When incidents of bullying or harassment occur within Scouting we must address the issues. Scouts Australia can reduce bullying significantly by building resilient youth through our leadership programs. Where incidents do occur all members must know how to mend relationships and continue as part of the Scouting community.
Getting along with people is about good relationships. Restorative Practices assist youth and leaders to rebuild and restore relationships if and when things go wrong.
Our Scout Promise and Law teach us that we follow and live by a Code at all times. Here is a simple process to follow when things go wrong.
Ask four simple questions
The aim of this process is to STOP the practice, listen to the individuals and restore the relationships. Avoid using the words Victim or Bully. Focus on the behaviour not the persons and finish on a positive note.
Too often we are busy and do not get to follow up on the “What happened?” question. Make time to sit and have a conversation with anyone involved in
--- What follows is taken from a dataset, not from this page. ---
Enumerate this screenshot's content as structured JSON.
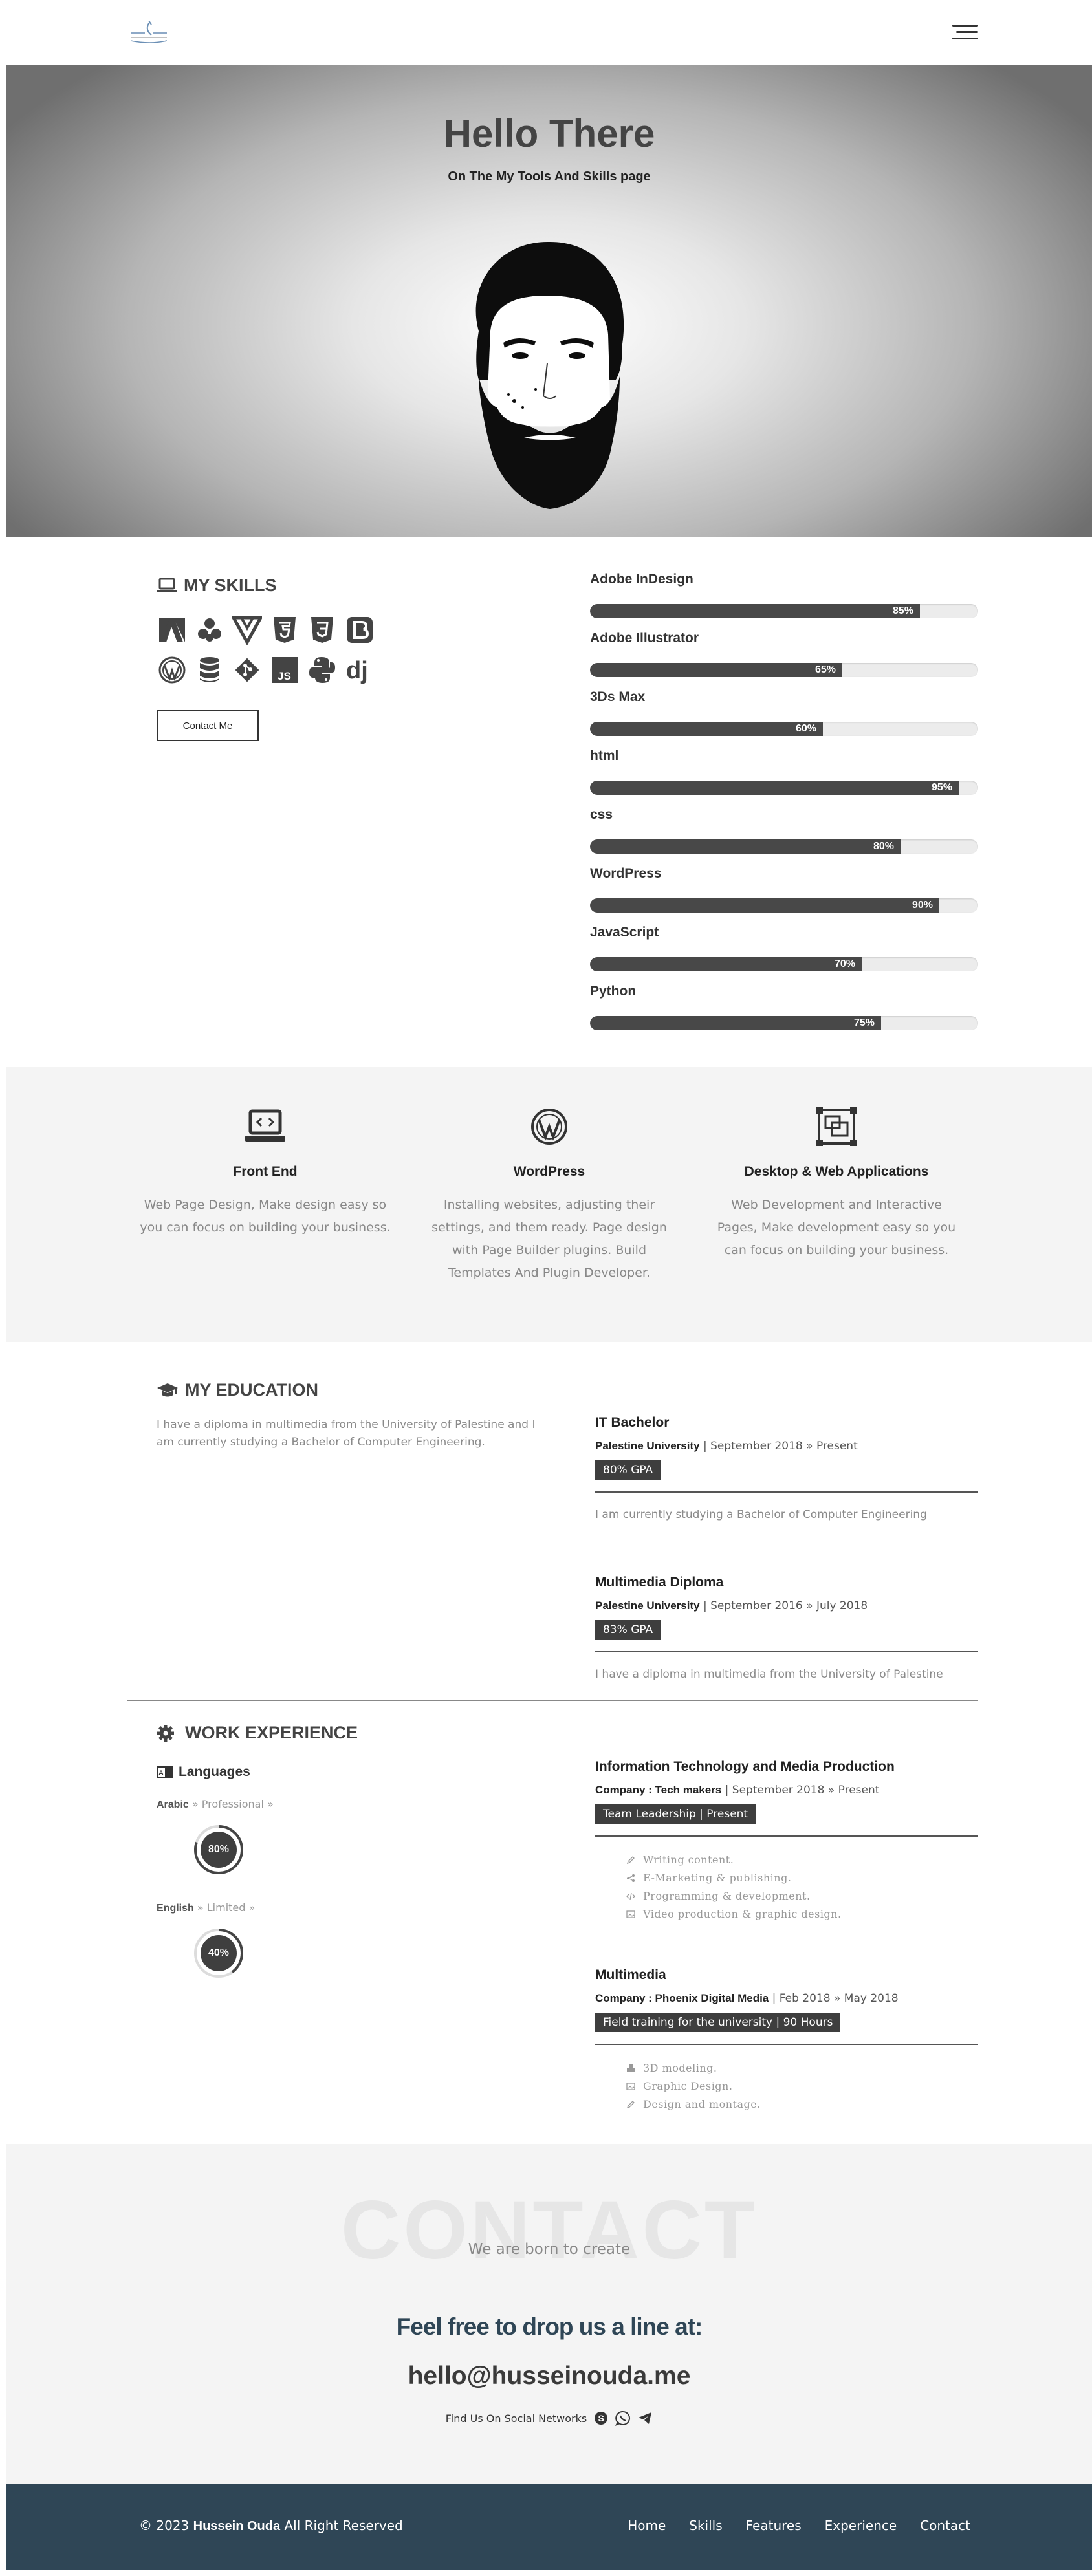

order to show your understanding. Teach your youth leaders (Crew Leaders, Unit Leaders, Patrol Leaders and Sixers) to chat with their peers and conduct restorative conversations.
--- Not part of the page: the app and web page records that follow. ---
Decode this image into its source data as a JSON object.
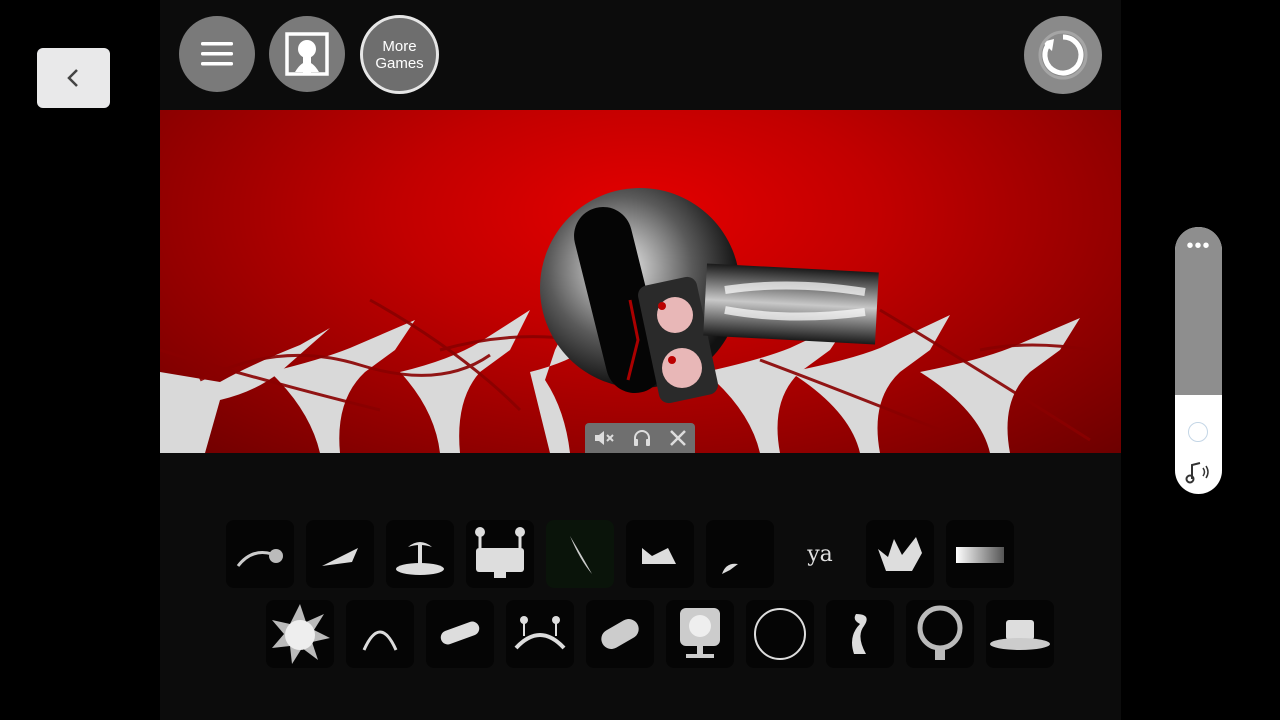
{
  "nav": {
    "back_icon": "chevron-left-icon"
  },
  "header": {
    "menu_icon": "hamburger-icon",
    "gallery_icon": "portrait-frame-icon",
    "more_games_line1": "More",
    "more_games_line2": "Games",
    "reset_icon": "refresh-icon"
  },
  "media_bar": {
    "icons": [
      "mute-icon",
      "headphones-icon",
      "close-icon"
    ]
  },
  "tray": {
    "row1": [
      "hook-icon",
      "wedge-icon",
      "palm-island-icon",
      "monitor-antenna-icon",
      "blade-icon",
      "cat-ears-icon",
      "small-horn-icon",
      "ya",
      "crown-icon",
      "gradient-bar-icon"
    ],
    "row2": [
      "spiky-sun-icon",
      "arc-icon",
      "striped-capsule-icon",
      "antenna-headband-icon",
      "bandage-icon",
      "screen-stand-icon",
      "ring-icon",
      "wave-curl-icon",
      "medal-ring-icon",
      "top-hat-icon"
    ]
  },
  "volume": {
    "level": 0.37,
    "menu_icon": "dots-icon",
    "sound_icon": "music-note-icon"
  },
  "colors": {
    "stage_red": "#d00000",
    "tray_bg": "#050505",
    "button_gray": "#7a7a7a"
  }
}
Older Scouts who face more complex issues will require greater depth of discussion. Restoration is about meeting face to face and restoring what was harmed. The outcome is that everyone is respectful of one another. This means we have broken the cycle of bullying in this instance.
Treat the behaviour not the person. This information is addressed further in the Alannah and Madeline Foundation website material and link to Bullying Hurts brochure at btc.scouts.com.au in Resources.